*** The data ***

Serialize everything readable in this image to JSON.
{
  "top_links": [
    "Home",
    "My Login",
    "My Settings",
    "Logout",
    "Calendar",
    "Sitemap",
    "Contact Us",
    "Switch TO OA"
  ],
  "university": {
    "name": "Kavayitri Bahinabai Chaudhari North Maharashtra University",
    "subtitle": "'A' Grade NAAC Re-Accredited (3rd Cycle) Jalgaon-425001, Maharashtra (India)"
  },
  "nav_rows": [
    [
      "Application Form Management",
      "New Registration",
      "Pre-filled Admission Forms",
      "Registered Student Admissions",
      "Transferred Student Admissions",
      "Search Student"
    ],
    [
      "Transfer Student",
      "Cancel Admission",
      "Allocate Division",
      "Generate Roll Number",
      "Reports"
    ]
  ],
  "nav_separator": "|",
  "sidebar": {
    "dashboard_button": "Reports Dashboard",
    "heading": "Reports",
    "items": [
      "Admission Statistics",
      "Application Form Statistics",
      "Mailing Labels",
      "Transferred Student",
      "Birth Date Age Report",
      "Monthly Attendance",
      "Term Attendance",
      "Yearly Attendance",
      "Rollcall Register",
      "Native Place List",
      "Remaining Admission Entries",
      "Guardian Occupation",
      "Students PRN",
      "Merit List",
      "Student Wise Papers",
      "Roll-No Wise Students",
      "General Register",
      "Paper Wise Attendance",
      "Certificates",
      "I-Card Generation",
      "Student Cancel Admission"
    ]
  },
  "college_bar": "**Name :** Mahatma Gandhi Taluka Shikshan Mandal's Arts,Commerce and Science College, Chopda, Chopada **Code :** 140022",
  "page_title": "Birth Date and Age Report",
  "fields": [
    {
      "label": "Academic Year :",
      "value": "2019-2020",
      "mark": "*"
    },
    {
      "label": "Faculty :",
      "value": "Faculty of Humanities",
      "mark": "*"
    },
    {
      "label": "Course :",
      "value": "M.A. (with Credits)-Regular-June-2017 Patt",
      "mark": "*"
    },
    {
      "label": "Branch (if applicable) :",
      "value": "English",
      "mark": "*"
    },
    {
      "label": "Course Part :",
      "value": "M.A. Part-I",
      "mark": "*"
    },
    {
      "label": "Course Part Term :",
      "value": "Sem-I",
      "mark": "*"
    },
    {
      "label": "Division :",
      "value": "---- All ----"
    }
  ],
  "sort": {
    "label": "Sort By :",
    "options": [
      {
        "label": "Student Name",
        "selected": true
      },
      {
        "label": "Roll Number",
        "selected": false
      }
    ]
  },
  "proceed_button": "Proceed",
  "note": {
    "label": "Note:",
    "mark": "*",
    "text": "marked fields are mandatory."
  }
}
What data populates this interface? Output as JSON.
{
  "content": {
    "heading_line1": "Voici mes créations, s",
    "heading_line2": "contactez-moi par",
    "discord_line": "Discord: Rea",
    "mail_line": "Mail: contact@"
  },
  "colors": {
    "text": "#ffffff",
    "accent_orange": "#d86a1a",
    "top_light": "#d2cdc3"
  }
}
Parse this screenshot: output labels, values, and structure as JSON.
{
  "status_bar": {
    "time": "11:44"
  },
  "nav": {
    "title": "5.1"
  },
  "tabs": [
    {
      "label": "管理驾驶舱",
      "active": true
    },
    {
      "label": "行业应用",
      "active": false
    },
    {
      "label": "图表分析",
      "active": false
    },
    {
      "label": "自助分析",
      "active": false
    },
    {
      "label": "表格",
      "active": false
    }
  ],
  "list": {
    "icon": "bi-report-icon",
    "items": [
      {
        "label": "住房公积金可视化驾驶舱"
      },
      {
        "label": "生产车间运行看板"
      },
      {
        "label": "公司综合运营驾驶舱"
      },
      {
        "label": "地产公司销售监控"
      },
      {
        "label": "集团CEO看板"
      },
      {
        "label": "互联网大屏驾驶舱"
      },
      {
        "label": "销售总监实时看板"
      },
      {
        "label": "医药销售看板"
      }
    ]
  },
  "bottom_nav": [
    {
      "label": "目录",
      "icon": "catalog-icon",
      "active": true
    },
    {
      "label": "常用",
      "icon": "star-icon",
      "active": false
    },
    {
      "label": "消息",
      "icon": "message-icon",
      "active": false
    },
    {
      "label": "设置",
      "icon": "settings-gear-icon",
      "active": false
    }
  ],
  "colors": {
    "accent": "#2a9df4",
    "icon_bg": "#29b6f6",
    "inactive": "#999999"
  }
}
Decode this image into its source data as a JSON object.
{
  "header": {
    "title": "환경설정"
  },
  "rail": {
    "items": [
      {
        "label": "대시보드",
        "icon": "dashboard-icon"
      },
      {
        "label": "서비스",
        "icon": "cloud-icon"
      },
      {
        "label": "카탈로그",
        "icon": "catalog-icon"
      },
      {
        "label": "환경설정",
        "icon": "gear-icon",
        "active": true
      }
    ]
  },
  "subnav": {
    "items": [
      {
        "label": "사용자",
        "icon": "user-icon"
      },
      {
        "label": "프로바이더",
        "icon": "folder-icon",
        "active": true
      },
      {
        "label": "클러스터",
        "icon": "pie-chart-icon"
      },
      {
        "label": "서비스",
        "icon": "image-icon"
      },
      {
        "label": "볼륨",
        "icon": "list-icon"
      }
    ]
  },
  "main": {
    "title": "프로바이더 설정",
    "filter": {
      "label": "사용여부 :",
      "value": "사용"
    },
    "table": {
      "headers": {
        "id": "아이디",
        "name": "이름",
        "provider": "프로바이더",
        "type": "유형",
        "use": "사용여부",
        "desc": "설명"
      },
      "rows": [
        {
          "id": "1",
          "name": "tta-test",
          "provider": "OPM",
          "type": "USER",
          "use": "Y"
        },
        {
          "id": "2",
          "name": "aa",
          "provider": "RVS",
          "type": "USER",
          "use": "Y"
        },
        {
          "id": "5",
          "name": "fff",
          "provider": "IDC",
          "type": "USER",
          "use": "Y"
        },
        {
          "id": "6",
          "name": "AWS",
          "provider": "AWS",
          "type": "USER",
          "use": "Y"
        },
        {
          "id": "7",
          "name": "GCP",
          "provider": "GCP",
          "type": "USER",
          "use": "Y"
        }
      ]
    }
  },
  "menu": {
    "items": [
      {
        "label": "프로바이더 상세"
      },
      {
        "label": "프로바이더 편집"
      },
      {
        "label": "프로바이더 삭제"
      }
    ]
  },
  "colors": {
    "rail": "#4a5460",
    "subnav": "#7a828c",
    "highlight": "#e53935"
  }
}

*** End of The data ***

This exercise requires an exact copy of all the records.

-- Exercise output --
Serialize everything readable in this image to JSON.
{
  "top_links": [
    "Home",
    "My Login",
    "My Settings",
    "Logout",
    "Calendar",
    "Sitemap",
    "Contact Us",
    "Switch TO OA"
  ],
  "university": {
    "name": "Kavayitri Bahinabai Chaudhari North Maharashtra University",
    "subtitle": "'A' Grade NAAC Re-Accredited (3rd Cycle) Jalgaon-425001, Maharashtra (India)"
  },
  "nav_rows": [
    [
      "Application Form Management",
      "New Registration",
      "Pre-filled Admission Forms",
      "Registered Student Admissions",
      "Transferred Student Admissions",
      "Search Student"
    ],
    [
      "Transfer Student",
      "Cancel Admission",
      "Allocate Division",
      "Generate Roll Number",
      "Reports"
    ]
  ],
  "nav_separator": "|",
  "sidebar": {
    "dashboard_button": "Reports Dashboard",
    "heading": "Reports",
    "items": [
      "Admission Statistics",
      "Application Form Statistics",
      "Mailing Labels",
      "Transferred Student",
      "Birth Date Age Report",
      "Monthly Attendance",
      "Term Attendance",
      "Yearly Attendance",
      "Rollcall Register",
      "Native Place List",
      "Remaining Admission Entries",
      "Guardian Occupation",
      "Students PRN",
      "Merit List",
      "Student Wise Papers",
      "Roll-No Wise Students",
      "General Register",
      "Paper Wise Attendance",
      "Certificates",
      "I-Card Generation",
      "Student Cancel Admission"
    ]
  },
  "college_bar": "**Name :** Mahatma Gandhi Taluka Shikshan Mandal's Arts,Commerce and Science College, Chopda, Chopada **Code :** 140022",
  "page_title": "Birth Date and Age Report",
  "fields": [
    {
      "label": "Academic Year :",
      "value": "2019-2020",
      "mark": "*"
    },
    {
      "label": "Faculty :",
      "value": "Faculty of Humanities",
      "mark": "*"
    },
    {
      "label": "Course :",
      "value": "M.A. (with Credits)-Regular-June-2017 Patt",
      "mark": "*"
    },
    {
      "label": "Branch (if applicable) :",
      "value": "English",
      "mark": "*"
    },
    {
      "label": "Course Part :",
      "value": "M.A. Part-I",
      "mark": "*"
    },
    {
      "label": "Course Part Term :",
      "value": "Sem-I",
      "mark": "*"
    },
    {
      "label": "Division :",
      "value": "---- All ----"
    }
  ],
  "sort": {
    "label": "Sort By :",
    "options": [
      {
        "label": "Student Name",
        "selected": true
      },
      {
        "label": "Roll Number",
        "selected": false
      }
    ]
  },
  "proceed_button": "Proceed",
  "note": {
    "label": "Note:",
    "mark": "*",
    "text": "marked fields are mandatory."
  }
}
What data populates this interface? Output as JSON.
{
  "content": {
    "heading_line1": "Voici mes créations, s",
    "heading_line2": "contactez-moi par",
    "discord_line": "Discord: Rea",
    "mail_line": "Mail: contact@"
  },
  "colors": {
    "text": "#ffffff",
    "accent_orange": "#d86a1a",
    "top_light": "#d2cdc3"
  }
}
Parse this screenshot: output labels, values, and structure as JSON.
{
  "status_bar": {
    "time": "11:44"
  },
  "nav": {
    "title": "5.1"
  },
  "tabs": [
    {
      "label": "管理驾驶舱",
      "active": true
    },
    {
      "label": "行业应用",
      "active": false
    },
    {
      "label": "图表分析",
      "active": false
    },
    {
      "label": "自助分析",
      "active": false
    },
    {
      "label": "表格",
      "active": false
    }
  ],
  "list": {
    "icon": "bi-report-icon",
    "items": [
      {
        "label": "住房公积金可视化驾驶舱"
      },
      {
        "label": "生产车间运行看板"
      },
      {
        "label": "公司综合运营驾驶舱"
      },
      {
        "label": "地产公司销售监控"
      },
      {
        "label": "集团CEO看板"
      },
      {
        "label": "互联网大屏驾驶舱"
      },
      {
        "label": "销售总监实时看板"
      },
      {
        "label": "医药销售看板"
      }
    ]
  },
  "bottom_nav": [
    {
      "label": "目录",
      "icon": "catalog-icon",
      "active": true
    },
    {
      "label": "常用",
      "icon": "star-icon",
      "active": false
    },
    {
      "label": "消息",
      "icon": "message-icon",
      "active": false
    },
    {
      "label": "设置",
      "icon": "settings-gear-icon",
      "active": false
    }
  ],
  "colors": {
    "accent": "#2a9df4",
    "icon_bg": "#29b6f6",
    "inactive": "#999999"
  }
}
Decode this image into its source data as a JSON object.
{
  "header": {
    "title": "환경설정"
  },
  "rail": {
    "items": [
      {
        "label": "대시보드",
        "icon": "dashboard-icon"
      },
      {
        "label": "서비스",
        "icon": "cloud-icon"
      },
      {
        "label": "카탈로그",
        "icon": "catalog-icon"
      },
      {
        "label": "환경설정",
        "icon": "gear-icon",
        "active": true
      }
    ]
  },
  "subnav": {
    "items": [
      {
        "label": "사용자",
        "icon": "user-icon"
      },
      {
        "label": "프로바이더",
        "icon": "folder-icon",
        "active": true
      },
      {
        "label": "클러스터",
        "icon": "pie-chart-icon"
      },
      {
        "label": "서비스",
        "icon": "image-icon"
      },
      {
        "label": "볼륨",
        "icon": "list-icon"
      }
    ]
  },
  "main": {
    "title": "프로바이더 설정",
    "filter": {
      "label": "사용여부 :",
      "value": "사용"
    },
    "table": {
      "headers": {
        "id": "아이디",
        "name": "이름",
        "provider": "프로바이더",
        "type": "유형",
        "use": "사용여부",
        "desc": "설명"
      },
      "rows": [
        {
          "id": "1",
          "name": "tta-test",
          "provider": "OPM",
          "type": "USER",
          "use": "Y"
        },
        {
          "id": "2",
          "name": "aa",
          "provider": "RVS",
          "type": "USER",
          "use": "Y"
        },
        {
          "id": "5",
          "name": "fff",
          "provider": "IDC",
          "type": "USER",
          "use": "Y"
        },
        {
          "id": "6",
          "name": "AWS",
          "provider": "AWS",
          "type": "USER",
          "use": "Y"
        },
        {
          "id": "7",
          "name": "GCP",
          "provider": "GCP",
          "type": "USER",
          "use": "Y"
        }
      ]
    }
  },
  "menu": {
    "items": [
      {
        "label": "프로바이더 상세"
      },
      {
        "label": "프로바이더 편집"
      },
      {
        "label": "프로바이더 삭제"
      }
    ]
  },
  "colors": {
    "rail": "#4a5460",
    "subnav": "#7a828c",
    "highlight": "#e53935"
  }
}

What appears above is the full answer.